__Data listing__.
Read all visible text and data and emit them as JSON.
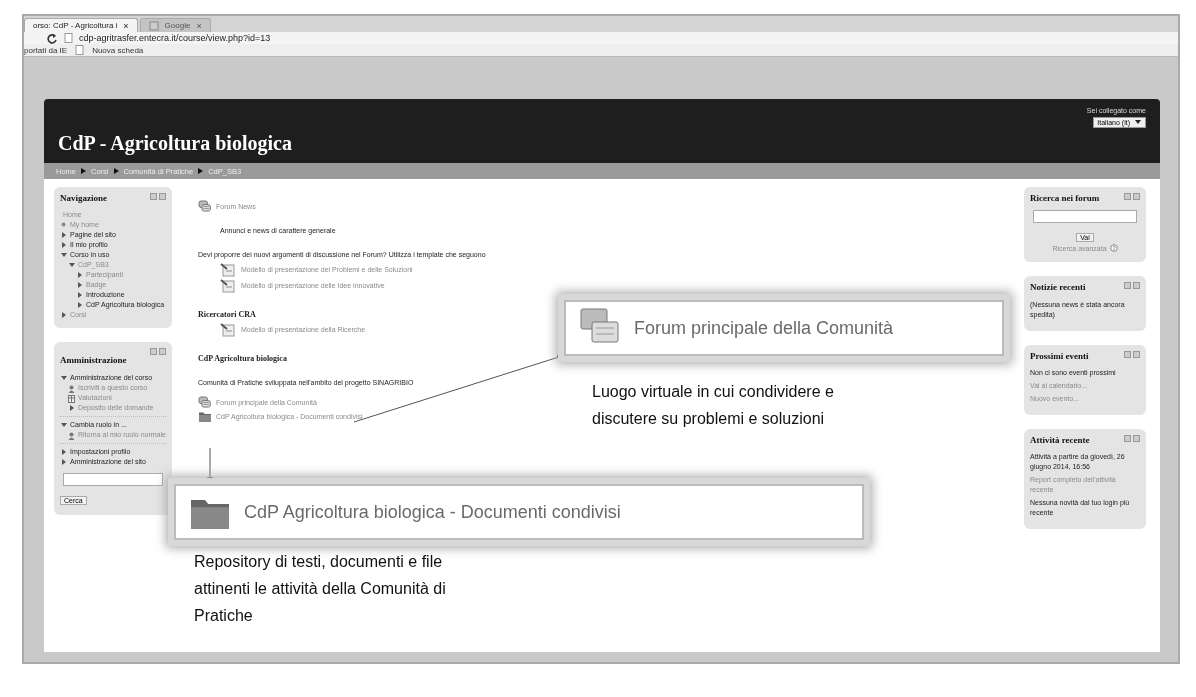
{
  "browser": {
    "tabs": [
      {
        "label": "orso: CdP - Agricoltura i",
        "selected": true,
        "close": "×"
      },
      {
        "label": "Google",
        "selected": false,
        "close": "×"
      }
    ],
    "url": "cdp-agritrasfer.entecra.it/course/view.php?id=13",
    "bookmarks": [
      "portati da IE",
      "Nuova scheda"
    ]
  },
  "header": {
    "title": "CdP - Agricoltura biologica",
    "login": "Sei collegato come",
    "language": "Italiano (it)"
  },
  "breadcrumb": [
    "Home",
    "Corsi",
    "Comunità di Pratiche",
    "CdP_SB3"
  ],
  "left_column": [
    {
      "kind": "tree",
      "title": "Navigazione",
      "items": [
        {
          "label": "Home",
          "kind": "plain",
          "link": true
        },
        {
          "label": "My home",
          "kind": "leaf",
          "link": true
        },
        {
          "label": "Pagine del sito",
          "kind": "branch",
          "expanded": false,
          "link": false
        },
        {
          "label": "Il mio profilo",
          "kind": "branch",
          "expanded": false,
          "link": false
        },
        {
          "label": "Corso in uso",
          "kind": "branch",
          "expanded": true,
          "link": false,
          "children": [
            {
              "label": "CdP_SB3",
              "kind": "branch",
              "expanded": true,
              "link": true,
              "children": [
                {
                  "label": "Partecipanti",
                  "kind": "branch",
                  "expanded": false,
                  "link": true
                },
                {
                  "label": "Badge",
                  "kind": "branch",
                  "expanded": false,
                  "link": true
                },
                {
                  "label": "Introduzione",
                  "kind": "branch",
                  "expanded": false,
                  "link": false
                },
                {
                  "label": "CdP Agricoltura biologica",
                  "kind": "branch",
                  "expanded": false,
                  "link": false
                }
              ]
            }
          ]
        },
        {
          "label": "Corsi",
          "kind": "branch",
          "expanded": false,
          "link": true
        }
      ]
    },
    {
      "kind": "tree",
      "title": "Amministrazione",
      "button": "Cerca",
      "items": [
        {
          "label": "Amministrazione del corso",
          "kind": "branch",
          "expanded": true,
          "link": false,
          "children": [
            {
              "label": "Iscriviti a questo corso",
              "kind": "person",
              "link": true
            },
            {
              "label": "Valutazioni",
              "kind": "grades",
              "link": true
            },
            {
              "label": "Deposito delle domande",
              "kind": "branch",
              "expanded": false,
              "link": true
            }
          ]
        },
        {
          "label": "Cambia ruolo in ...",
          "kind": "branch",
          "expanded": true,
          "link": false,
          "children": [
            {
              "label": "Ritorna al mio ruolo normale",
              "kind": "person",
              "link": true
            }
          ]
        },
        {
          "label": "Impostazioni profilo",
          "kind": "branch",
          "expanded": false,
          "link": false
        },
        {
          "label": "Amministrazione del sito",
          "kind": "branch",
          "expanded": false,
          "link": false
        }
      ]
    }
  ],
  "course": [
    {
      "kind": "forum",
      "label": "Forum News"
    },
    {
      "kind": "note",
      "label": "Annunci e news di carattere generale"
    },
    {
      "kind": "text",
      "label": "Devi proporre dei nuovi argomenti di discussione nel Forum? Utilizza i template che seguono"
    },
    {
      "kind": "template",
      "label": "Modello di presentazione dei Problemi e delle Soluzioni"
    },
    {
      "kind": "template",
      "label": "Modello di presentazione delle Idee innovative"
    },
    {
      "kind": "heading",
      "label": "Ricercatori CRA"
    },
    {
      "kind": "template",
      "label": "Modello di presentazione della Ricerche"
    },
    {
      "kind": "heading",
      "label": "CdP Agricoltura biologica"
    },
    {
      "kind": "text",
      "label": "Comunità di Pratiche sviluppata nell'ambito del progetto SINAGRIBIO"
    },
    {
      "kind": "forum",
      "label": "Forum principale della Comunità"
    },
    {
      "kind": "folder",
      "label": "CdP Agricoltura biologica - Documenti condivisi"
    }
  ],
  "right_column": [
    {
      "kind": "search",
      "title": "Ricerca nei forum",
      "button": "Vai",
      "link": "Ricerca avanzata"
    },
    {
      "kind": "text",
      "title": "Notizie recenti",
      "lines": [
        {
          "text": "(Nessuna news è stata ancora spedita)",
          "link": false
        }
      ]
    },
    {
      "kind": "text",
      "title": "Prossimi eventi",
      "lines": [
        {
          "text": "Non ci sono eventi prossimi",
          "link": false
        },
        {
          "text": "Vai al calendario...",
          "link": true
        },
        {
          "text": "Nuovo evento...",
          "link": true
        }
      ]
    },
    {
      "kind": "text",
      "title": "Attività recente",
      "lines": [
        {
          "text": "Attività a partire da giovedì, 26 giugno 2014, 16:56",
          "link": false
        },
        {
          "text": "Report completo dell'attività recente",
          "link": true
        },
        {
          "text": "Nessuna novità dal tuo login più recente",
          "link": false
        }
      ]
    }
  ],
  "callouts": [
    {
      "kind": "forum",
      "label": "Forum principale della Comunità",
      "caption": "Luogo virtuale in cui condividere e discutere su problemi e soluzioni"
    },
    {
      "kind": "folder",
      "label": "CdP Agricoltura biologica - Documenti condivisi",
      "caption": "Repository di testi, documenti e file attinenti le attività della Comunità di Pratiche"
    }
  ]
}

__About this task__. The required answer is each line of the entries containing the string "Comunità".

__Exercise result__.
    "Comunità di Pratiche",
      "label": "Comunità di Pratiche sviluppata nell'ambito del progetto SINAGRIBIO"
      "label": "Forum principale della Comunità"
      "label": "Forum principale della Comunità",
      "caption": "Repository di testi, documenti e file attinenti le attività della Comunità di Pratiche"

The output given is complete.